In its petition to this court, CSX outlines a number of evidentiary issues which Carpenter failed to address by affidavits appended to his motion to compel or by testimony at the hearing on the motion:
a. Whether the tree trimming impacted a motorist's view of the signal lights;
b. Whether the daytime photographs taken of the crossing by Defendant, Highlands County, CSX Transportation, Inc. or any third party before any tree limbs were trimmed fairly and accurately depict the view of the crossing from the vantage point of an approaching motorist;
c. Whether nighttime photographs taken by the Florida Highway Patrol fairly and accurately depict the operation of the signal lights and/or view of the crossing on the night of the accident;
d. Whether daytime photographs taken from the vantage point of an approaching motorist are the substantial equivalent of nighttime photographs or videotapes;
e. Whether the videotape taken by Petitioner's consulting expert fairly and accurately depicts the view of the signal lights from the vantage point of an approaching motorist;
f. Whether Carpenter has photographs and videotapes of the subject crossing before any branches were trimmed;
g. Whether Carpenter has used due diligence to locate other photographs and videotapes of the crossing;
h. Whether the testimony of the eyewitnesses present at the accident scene on the night of the accident and before any branches were trimmed provides the substantial equivalent of Petitioner's work-product.
Carpenter argues that he complied with the rule by relying on depositions of record that unequivocally showed that tree limbs were cut a few days after the accident.
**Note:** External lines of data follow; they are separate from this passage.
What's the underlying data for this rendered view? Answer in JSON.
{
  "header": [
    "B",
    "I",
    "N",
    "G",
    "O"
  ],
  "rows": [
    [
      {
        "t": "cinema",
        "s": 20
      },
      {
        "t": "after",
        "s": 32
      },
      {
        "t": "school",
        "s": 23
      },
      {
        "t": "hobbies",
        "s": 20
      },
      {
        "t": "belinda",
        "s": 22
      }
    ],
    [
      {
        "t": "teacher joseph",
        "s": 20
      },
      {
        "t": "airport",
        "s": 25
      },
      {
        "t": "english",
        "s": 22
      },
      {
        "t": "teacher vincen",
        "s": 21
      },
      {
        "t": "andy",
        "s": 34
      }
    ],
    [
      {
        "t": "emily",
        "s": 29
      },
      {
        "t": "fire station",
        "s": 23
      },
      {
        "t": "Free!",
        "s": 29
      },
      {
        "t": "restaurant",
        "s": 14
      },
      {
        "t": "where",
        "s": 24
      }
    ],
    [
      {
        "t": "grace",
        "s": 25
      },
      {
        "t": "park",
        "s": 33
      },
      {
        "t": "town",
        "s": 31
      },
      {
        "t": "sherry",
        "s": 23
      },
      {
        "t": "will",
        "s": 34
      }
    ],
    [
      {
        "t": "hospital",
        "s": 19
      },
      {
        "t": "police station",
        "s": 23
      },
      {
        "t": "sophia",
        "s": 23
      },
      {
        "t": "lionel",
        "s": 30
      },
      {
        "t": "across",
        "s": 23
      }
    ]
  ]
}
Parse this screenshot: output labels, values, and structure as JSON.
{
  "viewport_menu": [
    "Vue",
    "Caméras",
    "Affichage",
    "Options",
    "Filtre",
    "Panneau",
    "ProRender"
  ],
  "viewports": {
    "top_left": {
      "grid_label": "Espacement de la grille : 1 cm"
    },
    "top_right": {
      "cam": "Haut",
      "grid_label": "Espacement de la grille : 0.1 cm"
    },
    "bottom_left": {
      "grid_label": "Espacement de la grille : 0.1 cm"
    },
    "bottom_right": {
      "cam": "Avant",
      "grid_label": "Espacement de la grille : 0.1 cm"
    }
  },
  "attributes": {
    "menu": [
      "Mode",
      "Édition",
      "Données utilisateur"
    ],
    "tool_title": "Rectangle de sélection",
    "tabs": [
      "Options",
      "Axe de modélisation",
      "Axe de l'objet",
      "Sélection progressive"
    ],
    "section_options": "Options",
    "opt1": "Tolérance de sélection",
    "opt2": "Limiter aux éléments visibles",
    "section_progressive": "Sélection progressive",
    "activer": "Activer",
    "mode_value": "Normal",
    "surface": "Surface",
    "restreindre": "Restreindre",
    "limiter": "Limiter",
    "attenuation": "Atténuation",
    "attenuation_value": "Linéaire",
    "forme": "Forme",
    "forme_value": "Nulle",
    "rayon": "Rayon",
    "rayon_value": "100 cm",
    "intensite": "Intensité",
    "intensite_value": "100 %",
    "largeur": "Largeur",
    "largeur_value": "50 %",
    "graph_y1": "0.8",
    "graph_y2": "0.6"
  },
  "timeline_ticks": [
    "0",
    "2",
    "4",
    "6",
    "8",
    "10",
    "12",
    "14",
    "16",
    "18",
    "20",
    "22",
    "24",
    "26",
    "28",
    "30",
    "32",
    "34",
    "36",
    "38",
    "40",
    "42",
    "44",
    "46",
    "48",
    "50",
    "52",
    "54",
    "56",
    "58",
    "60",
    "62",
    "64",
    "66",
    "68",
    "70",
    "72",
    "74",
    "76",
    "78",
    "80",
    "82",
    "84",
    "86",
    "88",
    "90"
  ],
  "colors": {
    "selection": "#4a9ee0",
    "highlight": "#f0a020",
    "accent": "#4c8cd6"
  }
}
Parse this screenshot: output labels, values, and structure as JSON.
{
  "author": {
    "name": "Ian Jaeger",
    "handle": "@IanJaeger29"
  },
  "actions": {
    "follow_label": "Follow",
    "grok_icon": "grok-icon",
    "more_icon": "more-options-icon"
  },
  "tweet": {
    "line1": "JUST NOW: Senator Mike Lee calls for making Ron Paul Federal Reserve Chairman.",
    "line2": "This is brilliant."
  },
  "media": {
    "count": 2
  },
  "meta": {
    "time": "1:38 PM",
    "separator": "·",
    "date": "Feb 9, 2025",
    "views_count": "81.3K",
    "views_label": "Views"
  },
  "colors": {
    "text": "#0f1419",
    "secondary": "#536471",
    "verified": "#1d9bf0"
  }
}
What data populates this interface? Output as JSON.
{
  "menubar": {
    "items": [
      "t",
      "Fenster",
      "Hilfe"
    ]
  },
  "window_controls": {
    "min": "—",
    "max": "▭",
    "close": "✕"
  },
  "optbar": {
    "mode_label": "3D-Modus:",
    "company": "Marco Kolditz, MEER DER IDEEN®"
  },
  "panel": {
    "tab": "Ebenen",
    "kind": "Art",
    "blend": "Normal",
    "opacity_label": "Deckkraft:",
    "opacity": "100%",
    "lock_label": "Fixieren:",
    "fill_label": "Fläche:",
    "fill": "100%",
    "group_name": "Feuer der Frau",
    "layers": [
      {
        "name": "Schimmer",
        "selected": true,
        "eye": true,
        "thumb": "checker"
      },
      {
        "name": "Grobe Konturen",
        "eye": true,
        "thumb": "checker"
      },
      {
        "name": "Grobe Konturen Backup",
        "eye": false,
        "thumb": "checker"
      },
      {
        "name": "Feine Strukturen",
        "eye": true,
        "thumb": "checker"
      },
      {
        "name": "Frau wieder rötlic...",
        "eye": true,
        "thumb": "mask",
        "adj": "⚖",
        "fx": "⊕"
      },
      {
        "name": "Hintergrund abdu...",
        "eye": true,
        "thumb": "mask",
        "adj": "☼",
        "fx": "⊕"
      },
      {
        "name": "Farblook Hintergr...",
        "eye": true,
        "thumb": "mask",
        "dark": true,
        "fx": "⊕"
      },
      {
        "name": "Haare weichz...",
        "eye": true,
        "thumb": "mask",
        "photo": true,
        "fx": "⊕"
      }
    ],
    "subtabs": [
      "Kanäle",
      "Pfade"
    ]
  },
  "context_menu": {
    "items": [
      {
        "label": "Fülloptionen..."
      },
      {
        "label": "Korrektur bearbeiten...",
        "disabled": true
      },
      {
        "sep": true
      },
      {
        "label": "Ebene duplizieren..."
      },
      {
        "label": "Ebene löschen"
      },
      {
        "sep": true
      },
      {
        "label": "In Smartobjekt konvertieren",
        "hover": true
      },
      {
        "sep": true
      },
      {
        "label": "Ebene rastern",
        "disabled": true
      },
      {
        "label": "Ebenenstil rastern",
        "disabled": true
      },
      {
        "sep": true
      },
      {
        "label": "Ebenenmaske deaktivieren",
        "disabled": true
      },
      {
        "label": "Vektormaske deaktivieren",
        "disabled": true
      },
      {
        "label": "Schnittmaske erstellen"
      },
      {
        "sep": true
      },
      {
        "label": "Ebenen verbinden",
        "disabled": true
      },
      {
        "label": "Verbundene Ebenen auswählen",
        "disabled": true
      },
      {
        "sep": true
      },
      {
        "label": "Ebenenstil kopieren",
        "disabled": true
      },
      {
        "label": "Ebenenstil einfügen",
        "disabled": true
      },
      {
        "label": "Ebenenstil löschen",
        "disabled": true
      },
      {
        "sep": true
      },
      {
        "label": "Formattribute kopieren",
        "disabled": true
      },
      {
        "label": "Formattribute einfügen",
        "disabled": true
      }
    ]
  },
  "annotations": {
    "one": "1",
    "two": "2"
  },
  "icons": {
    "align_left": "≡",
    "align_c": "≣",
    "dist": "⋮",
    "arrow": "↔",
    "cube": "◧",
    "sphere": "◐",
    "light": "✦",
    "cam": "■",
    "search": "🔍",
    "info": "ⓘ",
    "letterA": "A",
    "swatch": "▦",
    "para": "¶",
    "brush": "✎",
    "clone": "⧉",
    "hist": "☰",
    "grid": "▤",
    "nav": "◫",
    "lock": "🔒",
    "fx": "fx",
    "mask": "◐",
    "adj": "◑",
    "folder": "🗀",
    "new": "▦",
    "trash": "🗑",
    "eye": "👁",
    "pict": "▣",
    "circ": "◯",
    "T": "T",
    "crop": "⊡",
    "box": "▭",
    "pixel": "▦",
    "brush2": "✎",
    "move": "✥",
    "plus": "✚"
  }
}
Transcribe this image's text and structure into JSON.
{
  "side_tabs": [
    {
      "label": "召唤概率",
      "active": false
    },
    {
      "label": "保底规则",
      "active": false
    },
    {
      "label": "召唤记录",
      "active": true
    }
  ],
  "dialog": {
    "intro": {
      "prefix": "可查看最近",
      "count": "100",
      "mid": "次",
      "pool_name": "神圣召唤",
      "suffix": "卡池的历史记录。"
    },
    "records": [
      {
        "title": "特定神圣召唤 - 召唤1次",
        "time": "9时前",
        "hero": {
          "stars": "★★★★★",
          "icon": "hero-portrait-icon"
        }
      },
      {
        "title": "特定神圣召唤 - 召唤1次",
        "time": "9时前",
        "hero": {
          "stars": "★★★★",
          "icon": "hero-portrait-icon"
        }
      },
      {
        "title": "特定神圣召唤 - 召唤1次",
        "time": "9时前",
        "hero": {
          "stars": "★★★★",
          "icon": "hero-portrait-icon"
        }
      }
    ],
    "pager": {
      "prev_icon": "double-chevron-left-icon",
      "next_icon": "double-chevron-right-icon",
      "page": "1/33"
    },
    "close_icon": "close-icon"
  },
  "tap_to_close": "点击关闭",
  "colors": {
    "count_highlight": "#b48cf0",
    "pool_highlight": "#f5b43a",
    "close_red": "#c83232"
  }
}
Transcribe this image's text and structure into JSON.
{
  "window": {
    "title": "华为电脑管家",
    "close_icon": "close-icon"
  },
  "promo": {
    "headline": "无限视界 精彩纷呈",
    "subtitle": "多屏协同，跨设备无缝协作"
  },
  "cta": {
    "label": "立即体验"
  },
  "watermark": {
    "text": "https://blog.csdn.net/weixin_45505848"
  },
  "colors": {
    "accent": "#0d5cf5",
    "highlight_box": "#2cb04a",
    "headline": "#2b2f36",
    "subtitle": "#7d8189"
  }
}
That testimony adequately established that it is now impossible to recreate the scene as it appeared at the time of the accident. But, as demonstrated by the ancillary issues listed above, the evidence did not prove that Carpenter needs CSX's work-product and that he is unable to obtain the functional equivalent from other sources without undue hardship.
CSX also challenges a portion of the order that permits Carpenter to depose CSX's consulting expert witness regarding the details of the photographic and video images taken on evenings immediately following the accident. This matter has already been the subject of discovery depositions, and questions in that regard would not intrude upon any findings the witness may have made. See ITD Industries, Inc. v. Morrell, 459 So.2d 1163, 1164 (Fla. 2d DCA 1984) (referencing Wackenhut Corp. v. Crant-Heisz Enterprises, Inc., 451 So.2d 900 (Fla. 2d DCA 1984), which restricts discovery of an expert's findings as work-product). We conclude that CSX has not established that this part of the order constitutes a material injustice. See Martin-Johnson, Inc. v. Savage, 509 So.2d 1097, 1098 (Fla. 1987); Dimeglio v. Briggs-Mugrauer, 708 So.2d 637, 638 (Fla. 2d DCA 1998).
Petition for writ of certiorari granted in part, denied in part, and the order of the circuit court quashed in part.
PARKER, C.J., and FULMER and NORTHCUTT, JJ., Concur.